A few months before the fire, a man named Kim Dae-han had suffered a stroke that left him partially paralysed. Ostracized by his family and friends, and losing his sanity, he decided to take his frustrations out on society. During a Tuesday morning rush-hour, he wandered into a subway train armed with gasoline-filled containers, which caught fire as the train pulled into Jungangno station. The fire spread rapidly through the carriages, owing to the lack of any fire-extinguishing apparatus on board; both the seats and the flooring produced toxic smoke as they burned. Kim managed to escape, along with many passengers from his train, but the poor safety procedures on the line meant that the driver arriving in the opposite direction was not informed of the problem, and pulled in to a plume of thick, toxic smoke. At this point the fire detection system kicked in and shut off power on the line, leaving both trains stranded. The driver of the second train told passengers to remain seated while he attempted to contact the station manager, and when finally put through was told to leave the train immediately. He duly scurried upstairs, but in his haste had removed the train’s key, shutting off power to the doors, and effectively sealing the remaining passengers inside – death on a large scale was inevitable. The total count has never been fully established, as some bodies were burnt beyond all recognition.
The families of the victims, and the country as a whole, needed someone to blame. The arsonist was sentenced to life in prison, avoiding the death penalty on the grounds of mental instability; he died in jail soon afterwards. The incident raised some serious questions, primarily about safety being compromised by a thirst for profit, and the treatment of the disabled in Korean society – a baptism of fire for incoming president Roh Moo-hyun.
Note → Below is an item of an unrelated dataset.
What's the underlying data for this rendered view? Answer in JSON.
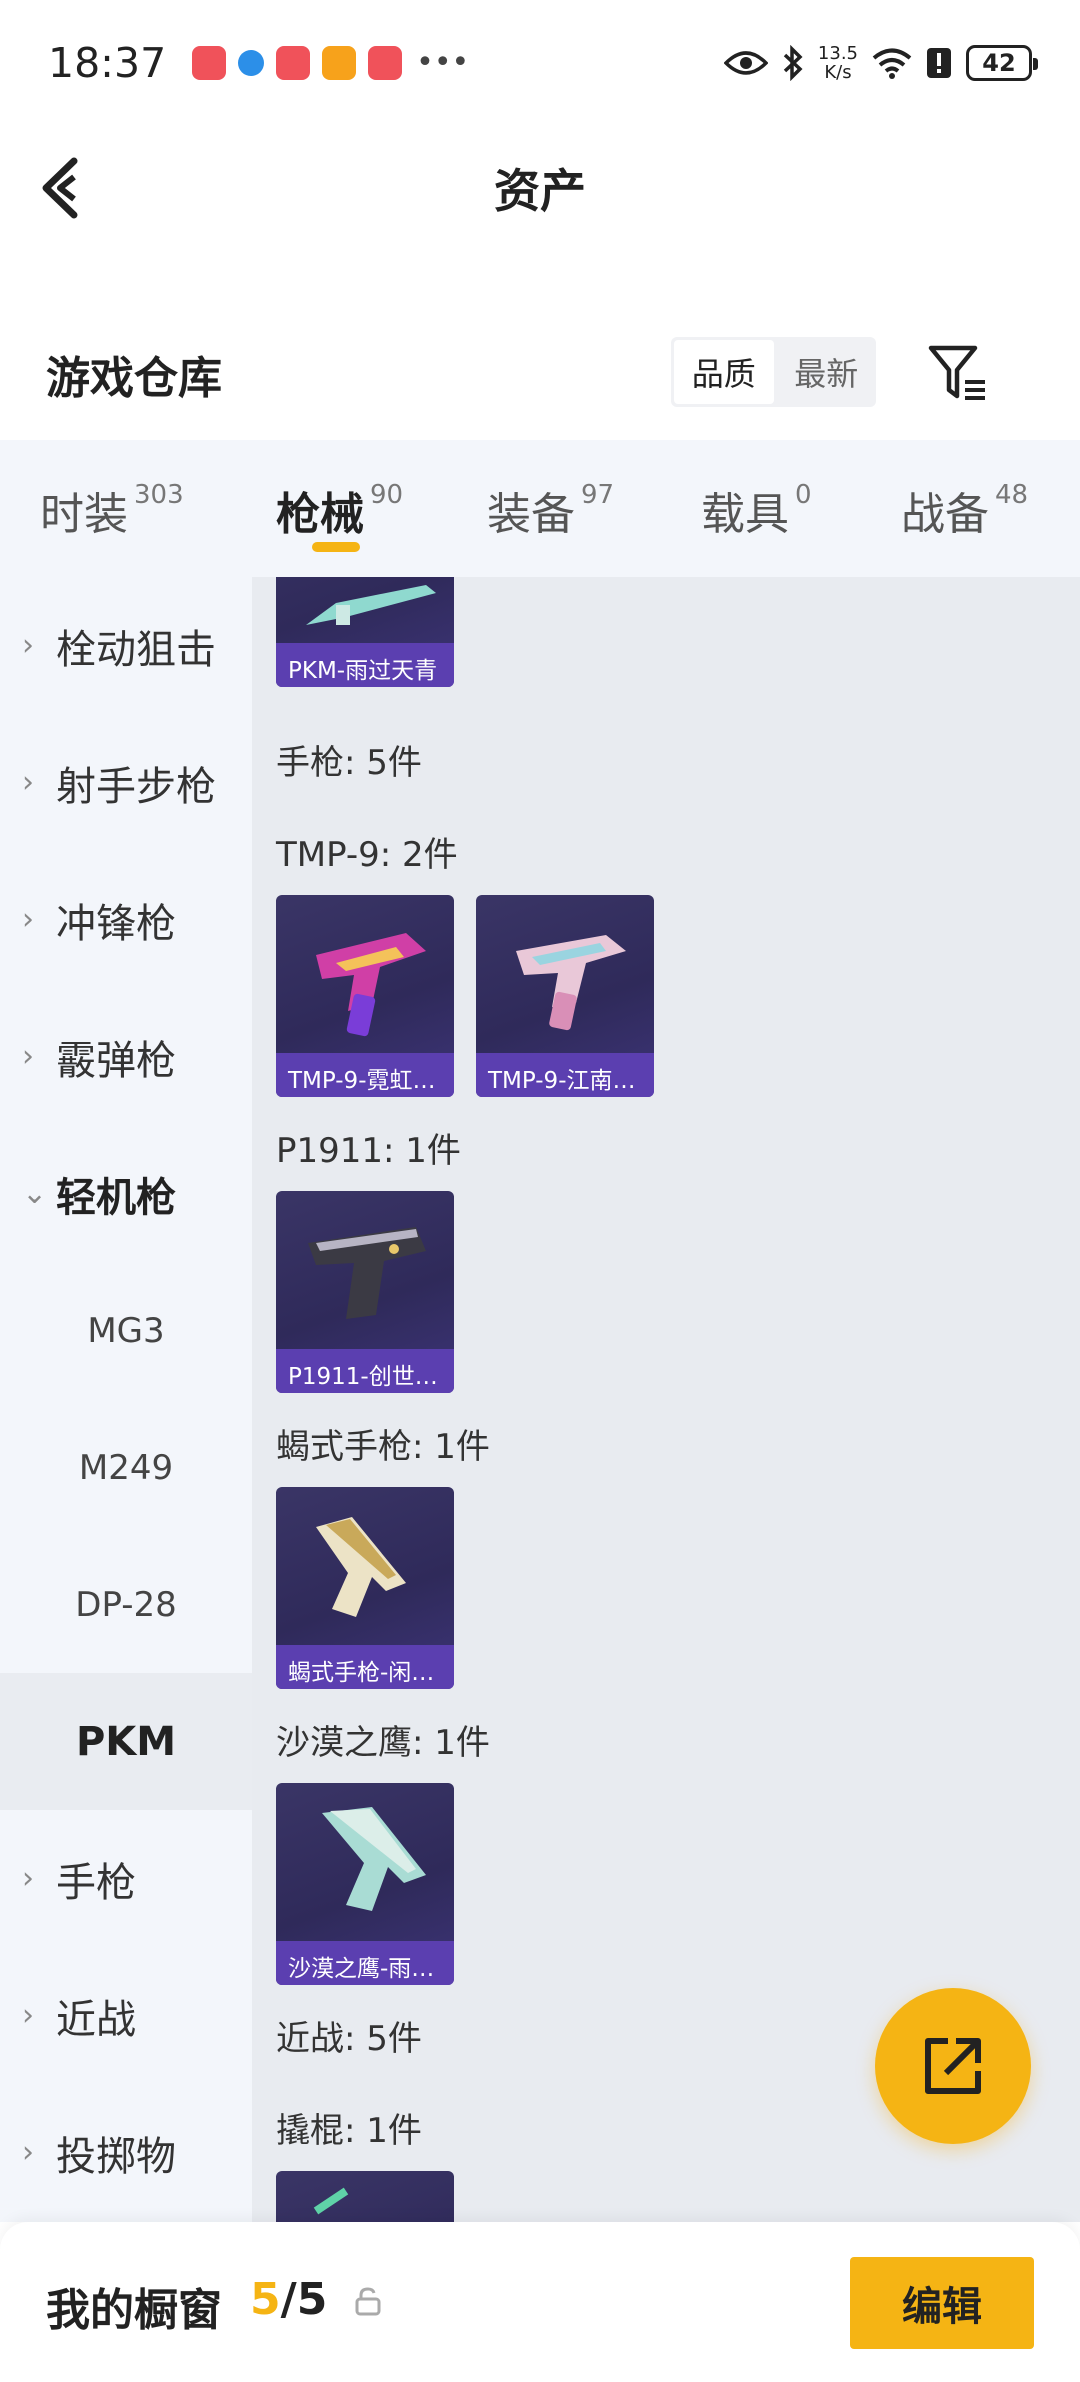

Safety on Daegu’s subway has since been significantly improved, and facilities for the disabled have improved across Korea. At least some good may be coming out of one of Korea’s biggest modern-day disasters.